makes no sense to me whatsoever.
I think instead of writing a mutiny that seemed more of a dark comedy
than an actual drama, it would have been better if these people actually
had a reason to mutiny I could understand. Understanding such motives
and agreeing are not necessarily the same but I would have liked to
continue to respect at least Leybenzon and Kahota.
We also shouldn`t forget that this threesome had a lot of help on board
by officers who followed them. Why did they do that? Are these three
instigators of the mutiny that much respected, did they have so
compelling arguments or a charisma they couldn`t resist? I don`t
understand that because I would answer all these questions with no.
I wonder how this mess can be fixed. I would think that jJust never
mention it again is not an option that would be available. I am very
curious how Christopher L. Bennett will handle the Enterprise crew in
the next TNG Relaunch book, “Greater than the Sum”.
It was interesting that quite a few people defended the mutiny story and
only a few agreed with me.
PAD also added comments I found very interesting to read:
Posted by Peter David at November 26, 2007 07:17 PM
I was never sent a copy of Q&A prior to my writing "Before Dishonor." I
was sent "Resistance" and read that, and I don't believe there was
anything in "Before Dishonor" that contradicted that. If the fans want
to pillory me for not hewing to a book I never had...*shrug.* Not much I
can do about that.
(someone asked:)I do have one question though. How does one go about
getting rid of two such important characters?
Do you submit the idead to the publishers/series runners? or do they
give you a guideline to workwith? I have always been curious about how
writers do that.
Posted by Peter David at November 27, 2007 02:07 AM
The idea was initiated by editors at Pocket. It never would have

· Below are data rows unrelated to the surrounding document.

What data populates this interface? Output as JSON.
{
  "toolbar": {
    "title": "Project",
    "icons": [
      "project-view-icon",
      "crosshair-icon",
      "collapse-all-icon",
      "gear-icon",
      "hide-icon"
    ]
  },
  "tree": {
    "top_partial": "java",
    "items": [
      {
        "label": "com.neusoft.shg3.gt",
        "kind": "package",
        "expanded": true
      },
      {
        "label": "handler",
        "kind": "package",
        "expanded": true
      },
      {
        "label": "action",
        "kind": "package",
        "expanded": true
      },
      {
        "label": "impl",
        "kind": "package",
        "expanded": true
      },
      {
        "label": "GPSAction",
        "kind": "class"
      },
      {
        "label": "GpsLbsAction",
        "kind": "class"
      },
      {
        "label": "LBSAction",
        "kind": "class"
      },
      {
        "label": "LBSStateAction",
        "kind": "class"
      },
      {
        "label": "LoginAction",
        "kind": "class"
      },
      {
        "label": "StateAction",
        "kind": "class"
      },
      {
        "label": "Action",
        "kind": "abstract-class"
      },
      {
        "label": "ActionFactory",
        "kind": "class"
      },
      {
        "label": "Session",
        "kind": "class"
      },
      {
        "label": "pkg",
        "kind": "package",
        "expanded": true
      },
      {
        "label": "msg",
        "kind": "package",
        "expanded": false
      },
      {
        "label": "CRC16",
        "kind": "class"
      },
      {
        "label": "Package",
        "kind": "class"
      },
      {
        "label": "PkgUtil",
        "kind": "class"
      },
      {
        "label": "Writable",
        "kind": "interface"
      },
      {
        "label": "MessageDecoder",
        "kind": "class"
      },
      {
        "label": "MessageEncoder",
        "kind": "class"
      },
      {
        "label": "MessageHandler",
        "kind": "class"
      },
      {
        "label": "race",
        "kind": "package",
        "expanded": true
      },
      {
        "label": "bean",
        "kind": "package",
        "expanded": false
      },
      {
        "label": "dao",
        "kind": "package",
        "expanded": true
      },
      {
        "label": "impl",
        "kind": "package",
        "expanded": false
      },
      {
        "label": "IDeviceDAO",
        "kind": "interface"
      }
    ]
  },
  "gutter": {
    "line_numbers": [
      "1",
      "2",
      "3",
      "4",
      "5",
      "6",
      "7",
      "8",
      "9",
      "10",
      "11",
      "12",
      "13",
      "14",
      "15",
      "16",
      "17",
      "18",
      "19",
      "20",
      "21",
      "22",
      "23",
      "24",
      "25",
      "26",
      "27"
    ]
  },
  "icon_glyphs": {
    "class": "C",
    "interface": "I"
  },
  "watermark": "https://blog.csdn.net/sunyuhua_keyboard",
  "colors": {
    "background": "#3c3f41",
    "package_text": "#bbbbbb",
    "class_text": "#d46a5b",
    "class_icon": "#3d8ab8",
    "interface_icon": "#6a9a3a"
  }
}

occurred to me to approach them with a story that involves doing away
These are the comments I gave so far:
I still think that following Picard`s idea of trying to reactivate the
planet killer makes much more sense than insisting to return to Earth
and be one of many ships trying to stop the Borg in a direct
confrontation. Picard had Spock and Seven with him. If someone could do
it, it was them. To me the logic is so obvious: If it works, great! If
not, they would return as quickly as possible.
Starfleet/the Federation should be glad that they have or had captains
like Picard, like Kirk, like Calhoun - and others like them, people who
are original thinkers, who have the instincts and skills to adapt
quickly to new situations and are confident and brave enough to do what
is right or what seems to be right at the time, no matter what Admirals
who are sitting far away think.
I still think the mutiny story makes little sense. All this mistrust
towards Picard and this "orders are orders, no matter what" talk, that
the Admirals were not thinking "Let Picard try it. Who knows, it might
even work", first of all reminded me of episodes like "The Pegasus",
"Homefront"/"Paradise Lost" and "Valiant". "Stone and Anvil" also shows
how cadets are drilled from early on to follow orders without
questioning them, that even older cadets are considered to be superior
officers and even when they obviously misuse their authority, including
bullying, cadets have to obey or get into trouble. I find that very
disturbing and in that light, "Before Dishonor" also left a bad taste in
Instead of blaming Picard, I think it is about time Starfleet`s Admirals
learn to be more flexible and trust captains more to do their jobs.
Maybe someone else wants to comment?